Americans’ economic worries rose to a pandemic high this month, according to Gallup, but the level of concern still remains relatively low compared to historical trends.
Twenty-six percent of Americans told Gallup in a new poll that an economic-related concern is the top problem facing the country.
Ten percent of those polled said the economy in general is the top problem in the U.S., while 7 percent cited the high cost of living/inflation and 5 percent said unemployment/jobs. Concerns over the federal budget deficit/federal budget, the gap between rich and poor, wage issues, fuel/oil prices and lack of money each received one percent in the poll.
By contrast, 74 percent of respondents named a non-economic issue as the top problem the U.S. is facing
Republicans and independents were more likely to cite an economic issue as the top problem, according to Gallup. Thirty percent of Republicans and 29 percent of independents pointed to an economic problem when asked about the most pressing issue facing the U.S., compared to only 18 percent of Democrats.
This month was the first time since January 2017 that a double-digit percentage of Americans cited the economy in general as the most important problem facing the U.S., according to Gallup. In September and October of this year, only 6 percent of Americans said it was the top issue.
Respondents citing inflation as the top issue has also increased amid the pandemic. Just 1 percent pointed to inflation as a leading problem in September, which rose to 5 percent in October. The Labor Department released new statistics earlier this month showing that inflation is at a 30-year high.
The last time at least 7 percent of Americans said inflation was a leading problem in the U.S. was in April 2001, according to Gallup.
While the level of economic concern in the U.S. rose to a pandemic high this month, it is still relatively low in the context of Gallup’s historical trend data, which includes numbers beginning in 1991.
Economic concern in the U.S. hit a peak in February 2009, reaching 86 percent, when the country was grappling with the Great Recession and financial crisis.
The new polling numbers come after President BidenJoe BidenBiden to provide update Monday on US response to omicron variant Restless progressives eye 2024 Emhoff lights first candle in National Menorah-lighting ceremony MORE signed his $1.2 trillion bipartisan infrastructure package into law, which includes investments in projects like roads, bridges, broadband, water and rail.
Congressional Democrats are now looking to send their social spending and climate package to Biden’s desk, which includes funding for health care and education, among other initiatives.
That bill, which comes in at roughly $2 trillion, is causing concern among Republicans that inflation will skyrocket if it is signed into law. Democrats, however, are arguing that the bill will serve as a solution to the rising inflation in the country.

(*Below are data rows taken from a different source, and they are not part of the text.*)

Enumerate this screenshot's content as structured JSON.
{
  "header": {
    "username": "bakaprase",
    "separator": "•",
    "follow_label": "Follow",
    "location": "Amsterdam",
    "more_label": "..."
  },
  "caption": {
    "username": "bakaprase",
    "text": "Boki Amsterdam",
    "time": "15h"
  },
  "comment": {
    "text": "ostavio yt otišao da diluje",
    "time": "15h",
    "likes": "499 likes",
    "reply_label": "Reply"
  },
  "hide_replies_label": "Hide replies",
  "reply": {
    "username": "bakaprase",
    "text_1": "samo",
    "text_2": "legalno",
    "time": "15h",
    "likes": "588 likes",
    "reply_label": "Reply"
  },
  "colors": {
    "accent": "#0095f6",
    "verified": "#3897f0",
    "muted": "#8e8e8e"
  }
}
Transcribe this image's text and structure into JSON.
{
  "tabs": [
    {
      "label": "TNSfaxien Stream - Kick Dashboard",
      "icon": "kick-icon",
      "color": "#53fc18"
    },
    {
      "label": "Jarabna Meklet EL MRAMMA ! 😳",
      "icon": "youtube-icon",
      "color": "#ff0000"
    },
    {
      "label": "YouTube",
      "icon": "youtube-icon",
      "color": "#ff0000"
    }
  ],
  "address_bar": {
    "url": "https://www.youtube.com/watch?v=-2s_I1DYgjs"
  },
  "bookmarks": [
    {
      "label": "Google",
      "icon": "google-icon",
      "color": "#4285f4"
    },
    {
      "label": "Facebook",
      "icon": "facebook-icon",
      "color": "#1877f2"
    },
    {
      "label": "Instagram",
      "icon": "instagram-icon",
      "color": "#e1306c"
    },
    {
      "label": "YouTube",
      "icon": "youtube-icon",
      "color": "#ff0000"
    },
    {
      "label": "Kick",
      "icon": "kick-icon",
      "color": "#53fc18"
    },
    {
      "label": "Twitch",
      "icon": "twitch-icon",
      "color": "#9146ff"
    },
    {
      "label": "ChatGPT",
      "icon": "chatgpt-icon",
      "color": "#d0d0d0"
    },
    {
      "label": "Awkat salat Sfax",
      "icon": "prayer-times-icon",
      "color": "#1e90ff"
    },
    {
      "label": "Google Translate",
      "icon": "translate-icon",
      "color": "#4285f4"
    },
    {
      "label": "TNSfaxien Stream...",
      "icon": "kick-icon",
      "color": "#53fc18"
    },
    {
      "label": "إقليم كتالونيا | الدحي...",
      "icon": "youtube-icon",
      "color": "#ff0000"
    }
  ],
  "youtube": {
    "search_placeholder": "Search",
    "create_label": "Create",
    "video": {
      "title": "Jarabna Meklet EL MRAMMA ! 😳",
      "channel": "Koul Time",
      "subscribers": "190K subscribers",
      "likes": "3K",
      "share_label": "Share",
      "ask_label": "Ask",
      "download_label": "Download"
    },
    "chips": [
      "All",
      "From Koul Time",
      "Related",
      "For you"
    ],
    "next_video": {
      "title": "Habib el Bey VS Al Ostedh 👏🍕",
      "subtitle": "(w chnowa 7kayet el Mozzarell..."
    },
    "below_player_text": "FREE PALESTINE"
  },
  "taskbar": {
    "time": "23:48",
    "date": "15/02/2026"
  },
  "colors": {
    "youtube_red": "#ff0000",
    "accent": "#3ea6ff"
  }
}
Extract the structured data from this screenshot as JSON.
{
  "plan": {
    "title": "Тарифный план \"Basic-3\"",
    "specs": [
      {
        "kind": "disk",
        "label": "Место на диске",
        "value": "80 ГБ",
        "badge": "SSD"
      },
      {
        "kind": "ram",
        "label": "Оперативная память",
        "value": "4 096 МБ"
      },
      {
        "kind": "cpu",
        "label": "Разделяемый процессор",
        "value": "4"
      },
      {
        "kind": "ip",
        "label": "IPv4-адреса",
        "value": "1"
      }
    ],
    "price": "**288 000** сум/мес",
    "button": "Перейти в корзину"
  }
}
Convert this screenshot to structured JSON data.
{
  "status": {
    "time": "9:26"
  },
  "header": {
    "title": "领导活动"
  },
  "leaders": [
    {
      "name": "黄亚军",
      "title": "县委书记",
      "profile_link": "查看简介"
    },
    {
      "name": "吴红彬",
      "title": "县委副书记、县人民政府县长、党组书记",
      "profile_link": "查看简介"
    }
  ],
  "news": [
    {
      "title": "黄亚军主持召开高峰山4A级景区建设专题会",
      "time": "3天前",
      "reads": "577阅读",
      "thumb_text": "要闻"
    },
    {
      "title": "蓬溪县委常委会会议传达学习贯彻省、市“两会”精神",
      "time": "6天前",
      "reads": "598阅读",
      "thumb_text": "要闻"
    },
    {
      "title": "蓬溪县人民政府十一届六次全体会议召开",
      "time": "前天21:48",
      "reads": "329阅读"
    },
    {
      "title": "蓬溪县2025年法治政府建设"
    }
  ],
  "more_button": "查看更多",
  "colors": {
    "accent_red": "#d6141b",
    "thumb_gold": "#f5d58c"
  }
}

Gallup surveyed 815 adults in the U.S. through telephone interviews between Nov. 1 and Nov. 16. The margin of sampling error is plus or minus 4 percentage points.